Even in expressing a tiny bit of pent-up frustration, Sansa has essentially been rescued from one kind of prison into another. While less at risk of dying now that she's in the Eyrie and away from King's Landing, she's now under the care of a man who loved her mother so much that he's holding onto the last piece of her left in the world (as far as he knows). Sansa lives atop what is allegedly the safest stronghold in Westeros, so external forces like the Lannisters can't get to her. Baelish is another threat entirely: someone she feels drawn to because of his kindness, but who should not be trusted (thanks to his own words) and takes grave action in order to protect his interests. Sansa should do well to remember that final line: he only loved Cat, and even being her daughter doesn't mean she can serve as a stand-in forever.
• The one bit of time spent up at the Wall shows Jon Snow once again put in his place by a foolish interim Lord Commander.
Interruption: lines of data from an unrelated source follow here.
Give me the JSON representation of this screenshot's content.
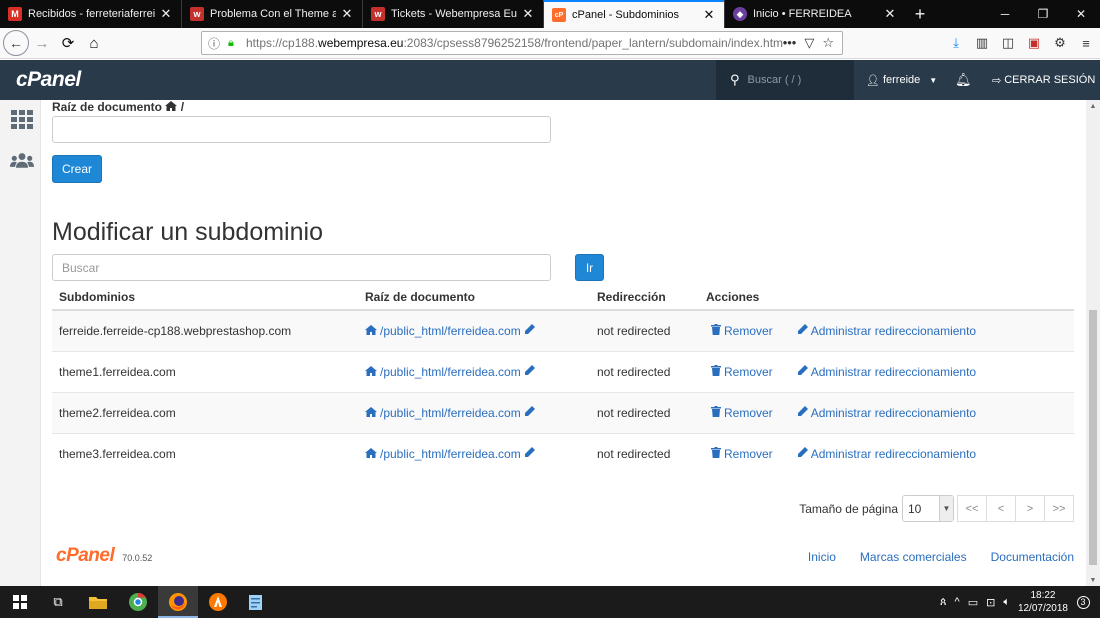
{
  "browser": {
    "tabs": [
      {
        "title": "Recibidos - ferreteriaferreidea@",
        "favicon_color": "#d93025",
        "favicon": "M",
        "active": false
      },
      {
        "title": "Problema Con el Theme al crea",
        "favicon_color": "#c4302b",
        "favicon": "w",
        "active": false
      },
      {
        "title": "Tickets - Webempresa Europa",
        "favicon_color": "#c4302b",
        "favicon": "w",
        "active": false
      },
      {
        "title": "cPanel - Subdominios",
        "favicon_color": "#ff6c2c",
        "favicon": "cP",
        "active": true
      },
      {
        "title": "Inicio • FERREIDEA",
        "favicon_color": "#6b3fa0",
        "favicon": "◆",
        "active": false
      }
    ],
    "url_prefix": "https://cp188.",
    "url_host": "webempresa.eu",
    "url_rest": ":2083/cpsess8796252158/frontend/paper_lantern/subdomain/index.html"
  },
  "cpanel": {
    "logo": "cPanel",
    "search_placeholder": "Buscar ( / )",
    "user": "ferreide",
    "logout": "CERRAR SESIÓN",
    "brand_color": "#293a4a"
  },
  "create": {
    "root_label": "Raíz de documento",
    "root_suffix": "/",
    "button": "Crear"
  },
  "modify": {
    "heading": "Modificar un subdominio",
    "search_placeholder": "Buscar",
    "go_button": "Ir",
    "columns": [
      "Subdominios",
      "Raíz de documento",
      "Redirección",
      "Acciones"
    ],
    "rows": [
      {
        "subdomain": "ferreide.ferreide-cp188.webprestashop.com",
        "root": "/public_html/ferreidea.com",
        "redirect": "not redirected",
        "remove": "Remover",
        "manage": "Administrar redireccionamiento"
      },
      {
        "subdomain": "theme1.ferreidea.com",
        "root": "/public_html/ferreidea.com",
        "redirect": "not redirected",
        "remove": "Remover",
        "manage": "Administrar redireccionamiento"
      },
      {
        "subdomain": "theme2.ferreidea.com",
        "root": "/public_html/ferreidea.com",
        "redirect": "not redirected",
        "remove": "Remover",
        "manage": "Administrar redireccionamiento"
      },
      {
        "subdomain": "theme3.ferreidea.com",
        "root": "/public_html/ferreidea.com",
        "redirect": "not redirected",
        "remove": "Remover",
        "manage": "Administrar redireccionamiento"
      }
    ],
    "pager": {
      "label": "Tamaño de página",
      "size": "10",
      "buttons": [
        "<<",
        "<",
        ">",
        ">>"
      ]
    }
  },
  "footer": {
    "logo": "cPanel",
    "version": "70.0.52",
    "links": [
      "Inicio",
      "Marcas comerciales",
      "Documentación"
    ]
  },
  "taskbar": {
    "time": "18:22",
    "date": "12/07/2018",
    "notifications": "3"
  }
}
Snow advises sealing the tunnel, which could help keep Mance's Wildlings from breaching the gate with the aid of giants. But the moronic leader, more concerned with putting Jon in his place as a Steward, defers to the First Builder, who doesn't agree, and apparently that's that. The impending battle doesn't look good for these Brothers.
• Also in brief: Melisandre and Selyse talk while the Red Woman is naked in a bathtub. They discuss Melisandre lying with Stannis (she brushes it aside as merely flesh needing what it needs), and the importance of Selyse's daughter Shireen remaining with them during some upcoming travel. But the symbolic significance of this relies more on Melisandre stating that many of her powers are merely visual tricks that get nonbelievers to convert, and once they realize they've been wooed or terrified by conjurer's misdirection, they're already in the light and follow the Lord. It's a rather self-aware take on religious conversion and missionary work for a woman who burns heretics—but then again, she has pulled off some terrible feats of sorcery. And hey, HBO fulfills its boob quota this week with Carice van Houten, who (trivia alert!) is actually good friends with fellow Dutch actor Michiel Huisman, who now plays Daario Naharas.
• Daario's statement that he basically does two things well (killing, wooing women) is awfully close to Veronica Corningstone's line: "I am good at three things: Fighting, screwing, and reading the news. I've already done one of those today, so what's the other gonna be?"
Extra Special Spoiler Warning: Don't read beyond this point if you haven't read the books and would like to remain unspoiled.
We good? Everyone who wants to stay in the dark out of the room? All right.
It was brought to my attention last week that this cryptic picture showed up in Lena Headey's Instagram feed. That, coupled with this piece in Vanity Fair a few weeks ago, heightens speculation that a certain dearly departed cast member (probably my favorite female character on the show) will make a shocking return. My guess? She'll appear in a season-ending stinger much like when Michonne first popped up in the second season finale of The Walking Dead. That would be fantastic.